» **WHAT NEEDS TO BE DONE**
Go through the listing and count the lines with "icon" in them; write only the number.

#### DATA SUPPLIED ####

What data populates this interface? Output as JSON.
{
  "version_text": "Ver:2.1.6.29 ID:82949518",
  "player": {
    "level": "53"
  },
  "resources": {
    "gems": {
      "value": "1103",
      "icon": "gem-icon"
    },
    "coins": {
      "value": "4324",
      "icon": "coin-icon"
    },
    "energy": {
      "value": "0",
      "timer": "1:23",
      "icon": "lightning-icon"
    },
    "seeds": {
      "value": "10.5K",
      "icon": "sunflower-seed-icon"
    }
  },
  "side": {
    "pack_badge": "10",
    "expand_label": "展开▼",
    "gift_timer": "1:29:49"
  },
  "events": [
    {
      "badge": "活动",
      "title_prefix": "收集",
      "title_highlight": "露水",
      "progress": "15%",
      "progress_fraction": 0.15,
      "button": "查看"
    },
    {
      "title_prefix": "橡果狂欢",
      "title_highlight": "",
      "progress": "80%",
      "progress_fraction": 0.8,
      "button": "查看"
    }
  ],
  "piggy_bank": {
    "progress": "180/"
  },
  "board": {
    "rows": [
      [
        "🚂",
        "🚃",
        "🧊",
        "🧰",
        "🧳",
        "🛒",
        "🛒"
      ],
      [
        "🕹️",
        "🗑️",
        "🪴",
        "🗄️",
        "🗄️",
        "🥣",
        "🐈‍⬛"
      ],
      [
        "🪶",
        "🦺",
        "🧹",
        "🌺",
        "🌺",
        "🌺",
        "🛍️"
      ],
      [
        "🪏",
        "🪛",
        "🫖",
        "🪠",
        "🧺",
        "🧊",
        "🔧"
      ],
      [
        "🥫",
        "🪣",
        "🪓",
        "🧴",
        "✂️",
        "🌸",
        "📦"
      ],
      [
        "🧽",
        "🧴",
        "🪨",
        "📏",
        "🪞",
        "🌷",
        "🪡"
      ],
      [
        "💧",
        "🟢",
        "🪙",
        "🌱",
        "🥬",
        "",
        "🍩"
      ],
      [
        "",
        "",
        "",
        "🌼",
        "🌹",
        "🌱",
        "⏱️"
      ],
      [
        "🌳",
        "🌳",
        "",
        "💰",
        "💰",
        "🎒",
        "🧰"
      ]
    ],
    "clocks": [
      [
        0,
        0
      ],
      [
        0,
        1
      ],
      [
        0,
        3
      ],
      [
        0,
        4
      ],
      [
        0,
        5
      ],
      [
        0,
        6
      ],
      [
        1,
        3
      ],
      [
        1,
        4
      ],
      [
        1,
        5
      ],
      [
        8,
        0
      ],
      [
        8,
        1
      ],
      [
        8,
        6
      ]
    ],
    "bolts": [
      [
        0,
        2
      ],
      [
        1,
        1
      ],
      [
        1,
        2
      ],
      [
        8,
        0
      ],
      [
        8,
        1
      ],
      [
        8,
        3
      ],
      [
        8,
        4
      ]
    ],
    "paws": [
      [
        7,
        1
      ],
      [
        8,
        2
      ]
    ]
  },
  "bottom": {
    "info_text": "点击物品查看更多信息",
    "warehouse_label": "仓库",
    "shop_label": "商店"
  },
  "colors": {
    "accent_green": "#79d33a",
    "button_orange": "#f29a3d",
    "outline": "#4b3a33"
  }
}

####

» **RESPONSE FOR THIS EXERCISE**
4